There’s a study of Synge made in 1905, resting during one of the pair’s reportage journeys in the west of Ireland for the Manchester Guardian; Pádraig Pearse addressing a Volunteers’ meeting in Dundrum in 1914; a lovely sketch of Cottie playing croquet in Devon; a brisk pen portrait of “the governor”, his father, John B Yeats – a “world-class talker” as Roy Foster describes him – in conversation with the lawyer and collector John Quinn in a Dublin cafe in 1902; the poet John Masefield, a friend and collaborator, sailing a model boat.
As well as identifiable individuals, some of the types or archetypes that feature prominently in the paintings include music-hall entertainers, clowns and other circus performers, jockeys, the tragicomic figure of a Pierrot and the unfortunate fairground “barrel man”, a target for missiles from the audience, who became the symbolic victim in the painting Humanity’s Alibi (1947).
Labelled “End of Circus”, Yeats’s study of a performer going out into daylight captures the transition from the fantasy of performance to the real world. Made at a circus in Co Galway in 1899, it became a central motif, and the rapid sketch can be seen as a template for several major paintings.
There are fine, expansive views of Clifden in Co Galway; of Sligo Bay from Oyster Island at Rosses Point; of Dartmouth during a royal visit in 1902; of the mine works at Glendalough; and of many locations in Dublin and elsewhere. One brisk sketch, headed “Where the people were shot on Sunday”, depicts a spot at Bachelors Walk, on Dublin’s north quays, where British soldiers killed three people in July 1914.
The book accompanying the exhibition is beautiful in itself. The compact, horizontal format suits the sketchbook pages perfectly, and its designer, Fidelma Slattery, has managed to preserve and convey the spirit of Yeats throughout. In addition, there is a tablet presentation that allows visitors to browse through four complete sketchbooks as well as other material from the archive.

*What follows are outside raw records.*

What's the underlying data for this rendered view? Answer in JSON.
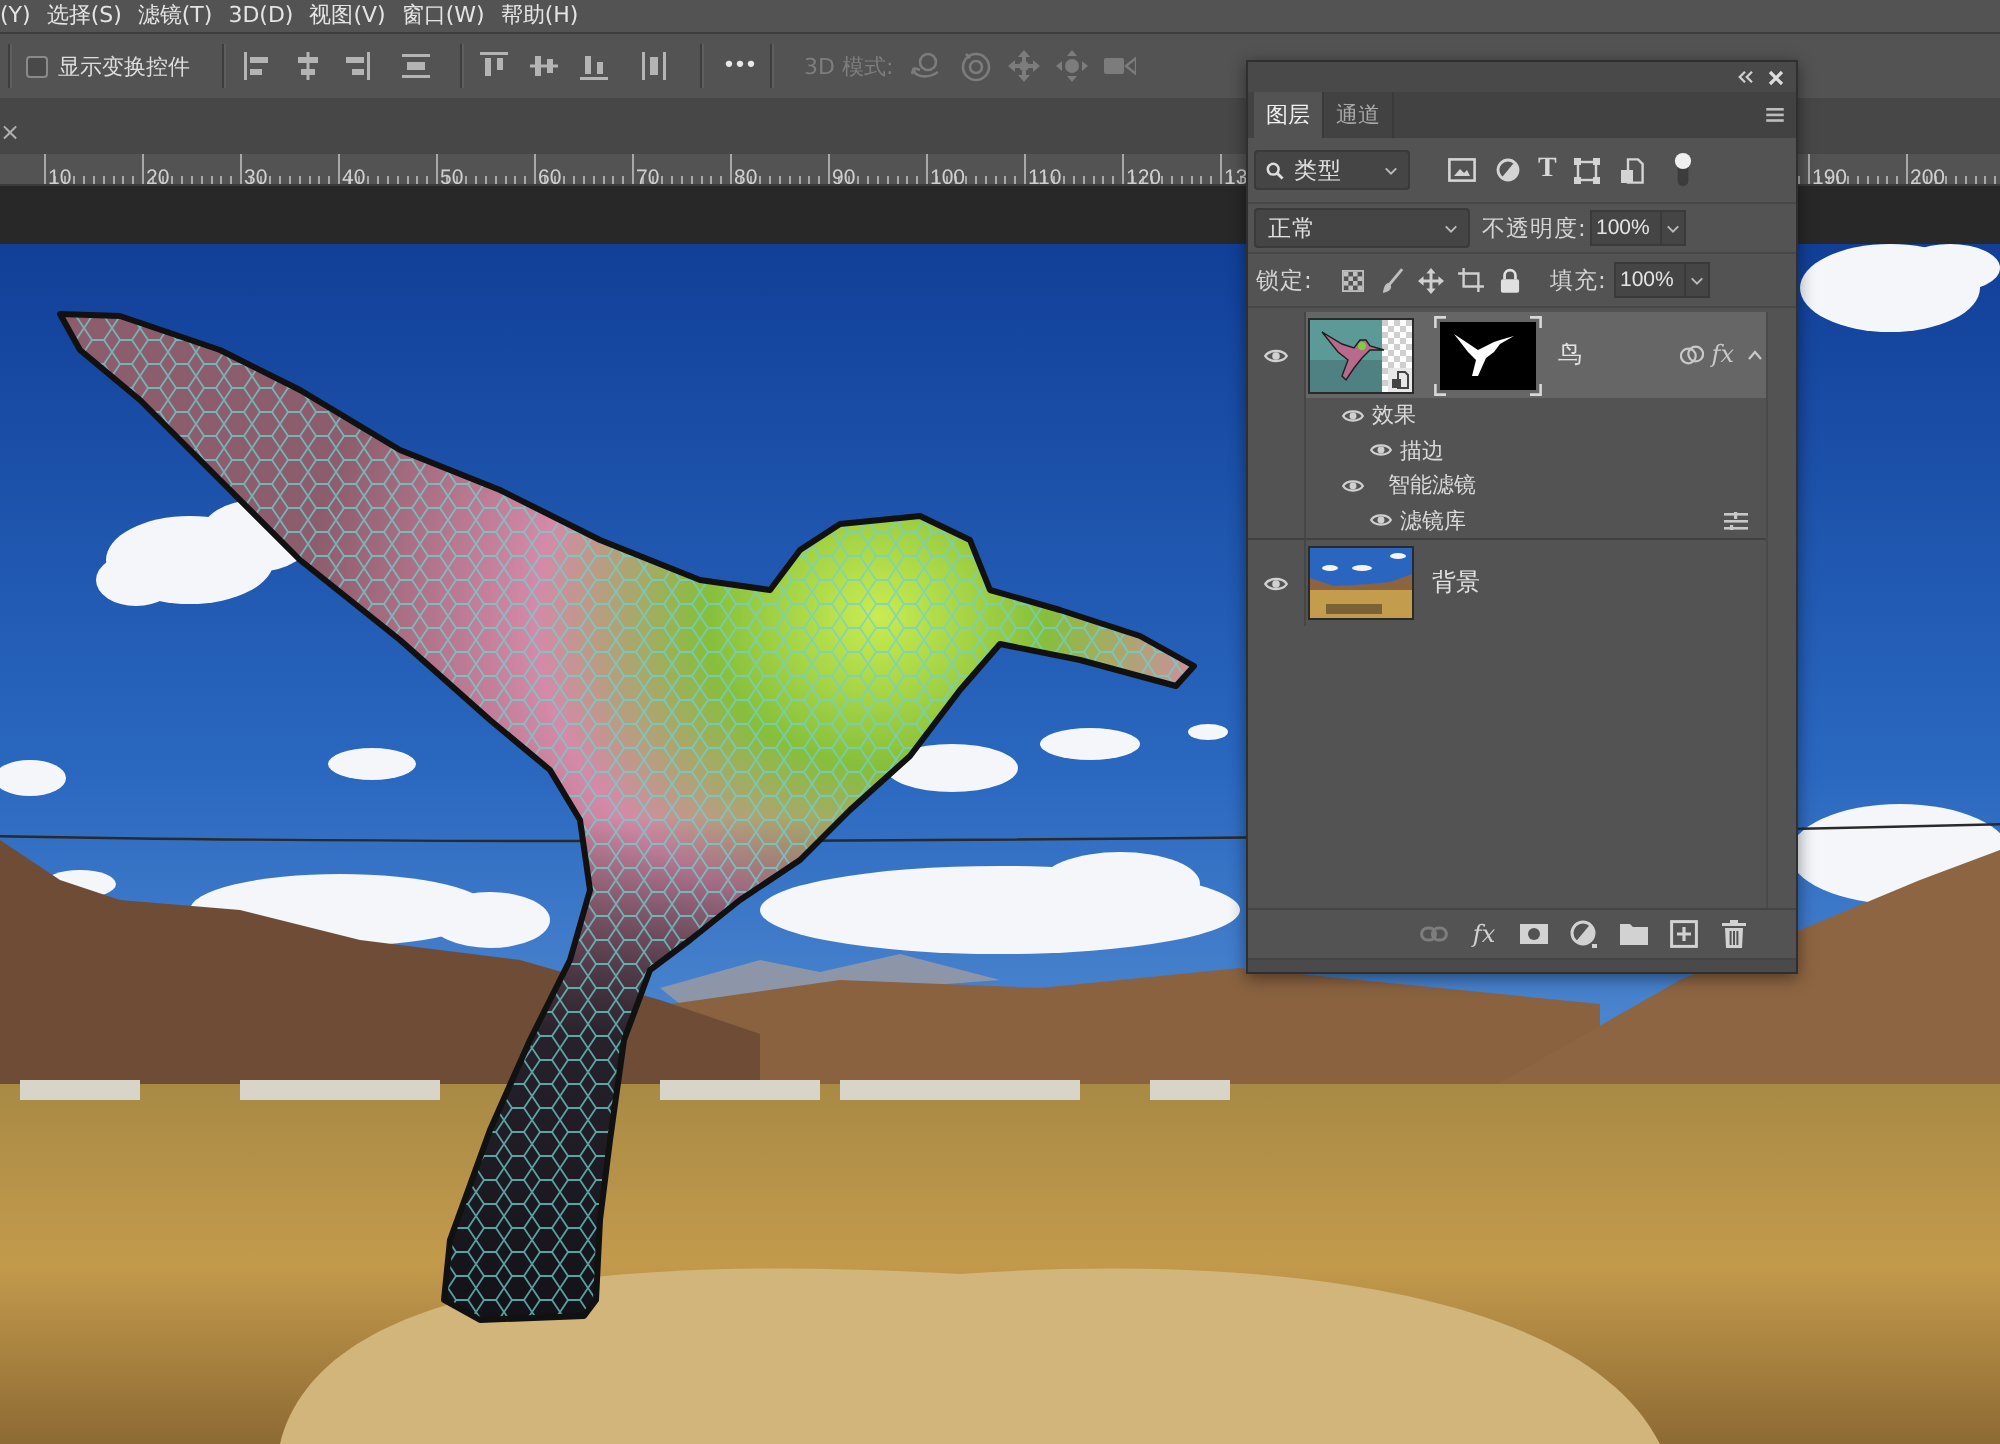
{
  "menu_bar": {
    "items": [
      "(Y)",
      "选择(S)",
      "滤镜(T)",
      "3D(D)",
      "视图(V)",
      "窗口(W)",
      "帮助(H)"
    ]
  },
  "options_bar": {
    "show_transform_controls": {
      "label": "显示变换控件",
      "checked": false
    },
    "more_button": "•••",
    "mode_3d": {
      "label": "3D 模式:",
      "disabled": true
    }
  },
  "document_tabs": {
    "close": "×"
  },
  "ruler": {
    "left_labels": [
      "10",
      "20",
      "30",
      "40",
      "50",
      "60",
      "70",
      "80",
      "90",
      "100",
      "110",
      "120",
      "13"
    ],
    "right_labels": [
      "190",
      "200"
    ]
  },
  "layers_panel": {
    "tabs": [
      {
        "label": "图层",
        "selected": true
      },
      {
        "label": "通道",
        "selected": false
      }
    ],
    "filter": {
      "value": "类型",
      "type_button": "T"
    },
    "blend_mode": {
      "value": "正常"
    },
    "opacity": {
      "label": "不透明度:",
      "value": "100%"
    },
    "lock": {
      "label": "锁定:"
    },
    "fill": {
      "label": "填充:",
      "value": "100%"
    },
    "layers": [
      {
        "name": "鸟",
        "kind": "smart_object",
        "selected": true,
        "visible": true,
        "expanded": true,
        "effects_badge": "fx",
        "children": [
          {
            "label": "效果",
            "kind": "effects",
            "visible": true,
            "children": [
              {
                "label": "描边",
                "kind": "effect",
                "visible": true
              }
            ]
          },
          {
            "label": "智能滤镜",
            "kind": "smart_filters",
            "visible": true,
            "children": [
              {
                "label": "滤镜库",
                "kind": "filter",
                "visible": true
              }
            ]
          }
        ]
      },
      {
        "name": "背景",
        "kind": "background",
        "selected": false,
        "visible": true
      }
    ],
    "footer_buttons": [
      {
        "kind": "link",
        "disabled": true
      },
      {
        "kind": "fx",
        "label": "fx",
        "disabled": false
      },
      {
        "kind": "mask",
        "disabled": false
      },
      {
        "kind": "adjustment",
        "disabled": false
      },
      {
        "kind": "group",
        "disabled": false
      },
      {
        "kind": "new",
        "disabled": false
      },
      {
        "kind": "delete",
        "disabled": false
      }
    ]
  }
}
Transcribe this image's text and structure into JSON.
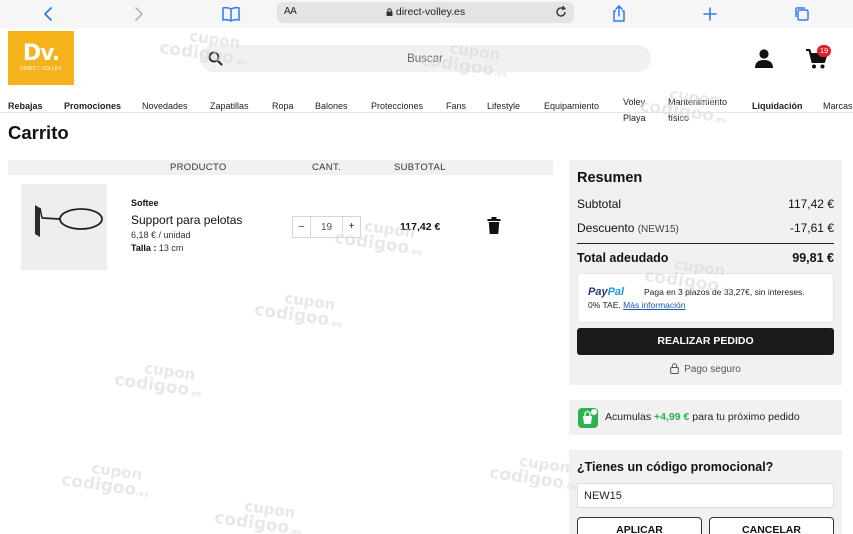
{
  "browser": {
    "url": "direct-volley.es",
    "aa_label": "AA"
  },
  "header": {
    "logo_main": "Dv.",
    "logo_sub": "DIRECT VOLLEY",
    "search_placeholder": "Buscar",
    "cart_count": "19"
  },
  "nav": {
    "items": [
      "Rebajas",
      "Promociones",
      "Novedades",
      "Zapatillas",
      "Ropa",
      "Balones",
      "Protecciones",
      "Fans",
      "Lifestyle",
      "Equipamiento",
      "Voley Playa",
      "Mantenimiento físico",
      "Liquidación",
      "Marcas"
    ]
  },
  "page": {
    "title": "Carrito"
  },
  "cart": {
    "columns": [
      "PRODUCTO",
      "CANT.",
      "SUBTOTAL"
    ],
    "item": {
      "brand": "Softee",
      "name": "Support para pelotas",
      "unit_price": "6,18 € / unidad",
      "size_label": "Talla :",
      "size_value": "13 cm",
      "quantity": "19",
      "minus": "–",
      "plus": "+",
      "line_total": "117,42 €"
    }
  },
  "summary": {
    "title": "Resumen",
    "subtotal_label": "Subtotal",
    "subtotal_value": "117,42 €",
    "discount_label": "Descuento",
    "discount_code": "(NEW15)",
    "discount_value": "-17,61 €",
    "total_label": "Total adeudado",
    "total_value": "99,81 €",
    "paypal_pay": "Pay",
    "paypal_pal": "Pal",
    "paypal_text1": "Paga en 3 plazos de 33,27€, sin intereses.",
    "paypal_text2": "0% TAE.",
    "paypal_link": "Más información",
    "order_button": "REALIZAR PEDIDO",
    "secure_label": "Pago seguro"
  },
  "loyalty": {
    "prefix": "Acumulas",
    "points": "+4,99 €",
    "suffix": "para tu próximo pedido"
  },
  "promo": {
    "title": "¿Tienes un código promocional?",
    "value": "NEW15",
    "apply": "APLICAR",
    "cancel": "CANCELAR"
  },
  "watermark": {
    "line1": "cupon",
    "line2": "codigoo",
    "line3": ".es"
  },
  "colors": {
    "brand_yellow": "#f5b21a",
    "badge_red": "#e3202a",
    "points_green": "#2bb24c",
    "paypal_dark": "#253b80",
    "paypal_light": "#179bd7"
  }
}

The Sketchbooks of Jack B Yeats, 1897-1955 is at the National Gallery of Ireland until May 5th